[Dataset rows describing interfaces]
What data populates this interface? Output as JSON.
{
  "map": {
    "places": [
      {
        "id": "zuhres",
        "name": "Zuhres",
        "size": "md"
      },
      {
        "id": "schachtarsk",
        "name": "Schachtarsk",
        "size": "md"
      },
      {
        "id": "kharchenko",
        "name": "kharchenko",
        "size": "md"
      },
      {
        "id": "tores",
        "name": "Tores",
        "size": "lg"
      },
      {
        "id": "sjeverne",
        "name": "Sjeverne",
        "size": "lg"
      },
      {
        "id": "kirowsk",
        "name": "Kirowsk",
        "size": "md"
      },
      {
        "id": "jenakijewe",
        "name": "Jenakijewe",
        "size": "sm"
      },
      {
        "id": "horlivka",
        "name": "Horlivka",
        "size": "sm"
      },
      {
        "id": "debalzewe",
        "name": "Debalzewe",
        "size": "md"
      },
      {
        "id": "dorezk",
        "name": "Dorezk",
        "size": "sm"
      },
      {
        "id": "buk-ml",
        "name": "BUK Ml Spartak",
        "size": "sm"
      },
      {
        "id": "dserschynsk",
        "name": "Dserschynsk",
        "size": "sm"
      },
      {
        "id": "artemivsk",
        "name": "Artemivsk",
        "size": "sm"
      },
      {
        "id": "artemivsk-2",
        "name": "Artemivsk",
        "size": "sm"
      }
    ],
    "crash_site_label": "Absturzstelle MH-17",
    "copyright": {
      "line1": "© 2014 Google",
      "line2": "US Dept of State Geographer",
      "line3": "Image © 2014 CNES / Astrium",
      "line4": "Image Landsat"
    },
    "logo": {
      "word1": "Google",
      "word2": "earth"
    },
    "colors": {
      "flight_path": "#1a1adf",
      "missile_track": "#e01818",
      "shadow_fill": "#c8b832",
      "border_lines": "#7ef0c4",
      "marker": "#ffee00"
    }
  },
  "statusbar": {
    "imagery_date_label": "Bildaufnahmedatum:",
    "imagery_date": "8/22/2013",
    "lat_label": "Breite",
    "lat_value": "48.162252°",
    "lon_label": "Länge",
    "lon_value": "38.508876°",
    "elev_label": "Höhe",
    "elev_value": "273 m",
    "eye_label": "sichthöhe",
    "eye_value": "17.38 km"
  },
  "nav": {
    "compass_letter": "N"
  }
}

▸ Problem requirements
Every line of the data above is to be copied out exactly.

▸ Output for this exercise
What data populates this interface? Output as JSON.
{
  "map": {
    "places": [
      {
        "id": "zuhres",
        "name": "Zuhres",
        "size": "md"
      },
      {
        "id": "schachtarsk",
        "name": "Schachtarsk",
        "size": "md"
      },
      {
        "id": "kharchenko",
        "name": "kharchenko",
        "size": "md"
      },
      {
        "id": "tores",
        "name": "Tores",
        "size": "lg"
      },
      {
        "id": "sjeverne",
        "name": "Sjeverne",
        "size": "lg"
      },
      {
        "id": "kirowsk",
        "name": "Kirowsk",
        "size": "md"
      },
      {
        "id": "jenakijewe",
        "name": "Jenakijewe",
        "size": "sm"
      },
      {
        "id": "horlivka",
        "name": "Horlivka",
        "size": "sm"
      },
      {
        "id": "debalzewe",
        "name": "Debalzewe",
        "size": "md"
      },
      {
        "id": "dorezk",
        "name": "Dorezk",
        "size": "sm"
      },
      {
        "id": "buk-ml",
        "name": "BUK Ml Spartak",
        "size": "sm"
      },
      {
        "id": "dserschynsk",
        "name": "Dserschynsk",
        "size": "sm"
      },
      {
        "id": "artemivsk",
        "name": "Artemivsk",
        "size": "sm"
      },
      {
        "id": "artemivsk-2",
        "name": "Artemivsk",
        "size": "sm"
      }
    ],
    "crash_site_label": "Absturzstelle MH-17",
    "copyright": {
      "line1": "© 2014 Google",
      "line2": "US Dept of State Geographer",
      "line3": "Image © 2014 CNES / Astrium",
      "line4": "Image Landsat"
    },
    "logo": {
      "word1": "Google",
      "word2": "earth"
    },
    "colors": {
      "flight_path": "#1a1adf",
      "missile_track": "#e01818",
      "shadow_fill": "#c8b832",
      "border_lines": "#7ef0c4",
      "marker": "#ffee00"
    }
  },
  "statusbar": {
    "imagery_date_label": "Bildaufnahmedatum:",
    "imagery_date": "8/22/2013",
    "lat_label": "Breite",
    "lat_value": "48.162252°",
    "lon_label": "Länge",
    "lon_value": "38.508876°",
    "elev_label": "Höhe",
    "elev_value": "273 m",
    "eye_label": "sichthöhe",
    "eye_value": "17.38 km"
  },
  "nav": {
    "compass_letter": "N"
  }
}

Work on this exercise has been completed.